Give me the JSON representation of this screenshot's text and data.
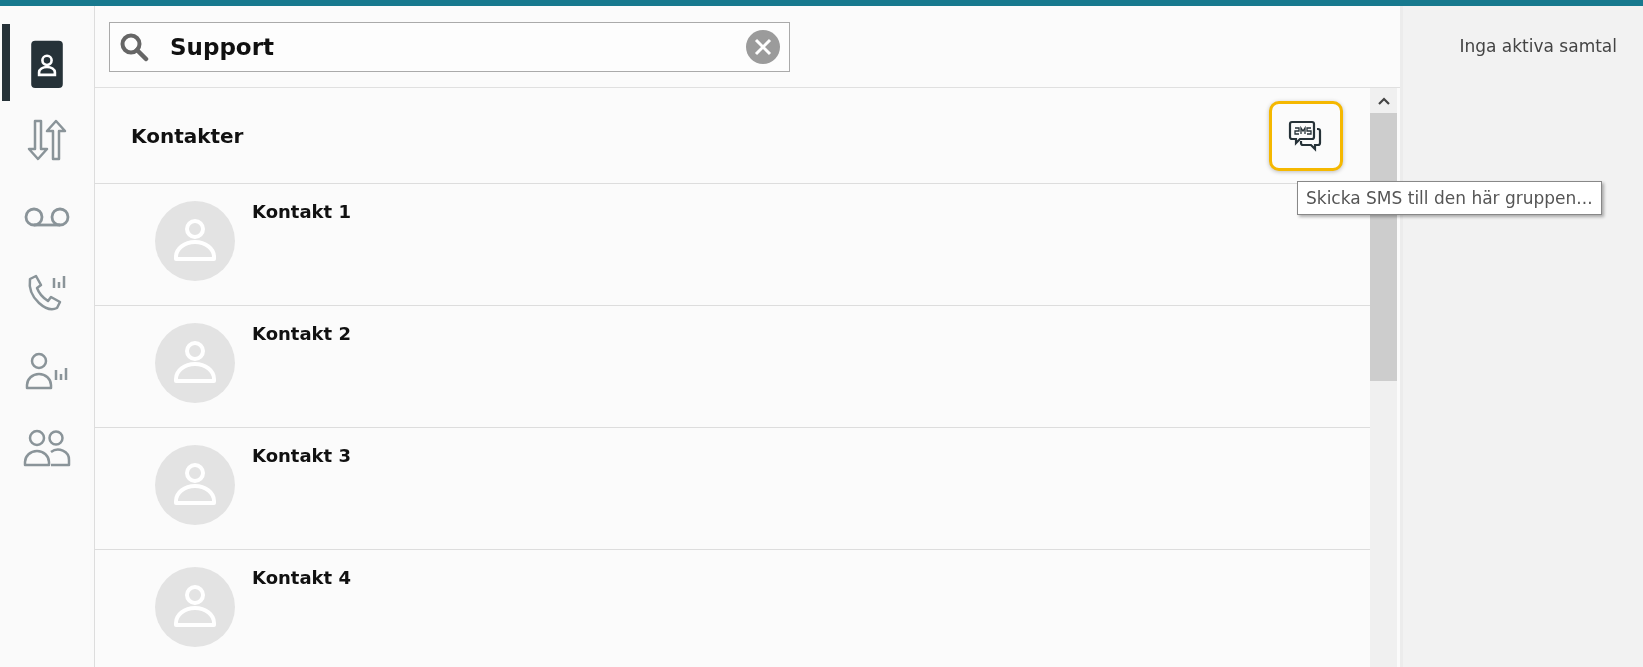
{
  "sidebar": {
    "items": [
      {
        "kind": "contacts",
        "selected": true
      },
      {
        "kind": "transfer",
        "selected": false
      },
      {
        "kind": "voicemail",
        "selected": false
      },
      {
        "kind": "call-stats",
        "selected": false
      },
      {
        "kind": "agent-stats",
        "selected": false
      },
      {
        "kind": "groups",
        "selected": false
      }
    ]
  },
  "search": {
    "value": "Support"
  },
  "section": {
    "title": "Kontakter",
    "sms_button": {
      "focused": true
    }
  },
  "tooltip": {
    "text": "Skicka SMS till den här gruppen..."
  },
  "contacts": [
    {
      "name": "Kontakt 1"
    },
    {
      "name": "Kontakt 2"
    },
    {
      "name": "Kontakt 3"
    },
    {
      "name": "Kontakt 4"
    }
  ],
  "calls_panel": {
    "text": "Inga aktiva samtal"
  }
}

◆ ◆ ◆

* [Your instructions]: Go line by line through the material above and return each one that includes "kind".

* [Output]:
        "kind": "contacts",
        "kind": "transfer",
        "kind": "voicemail",
        "kind": "call-stats",
        "kind": "agent-stats",
        "kind": "groups",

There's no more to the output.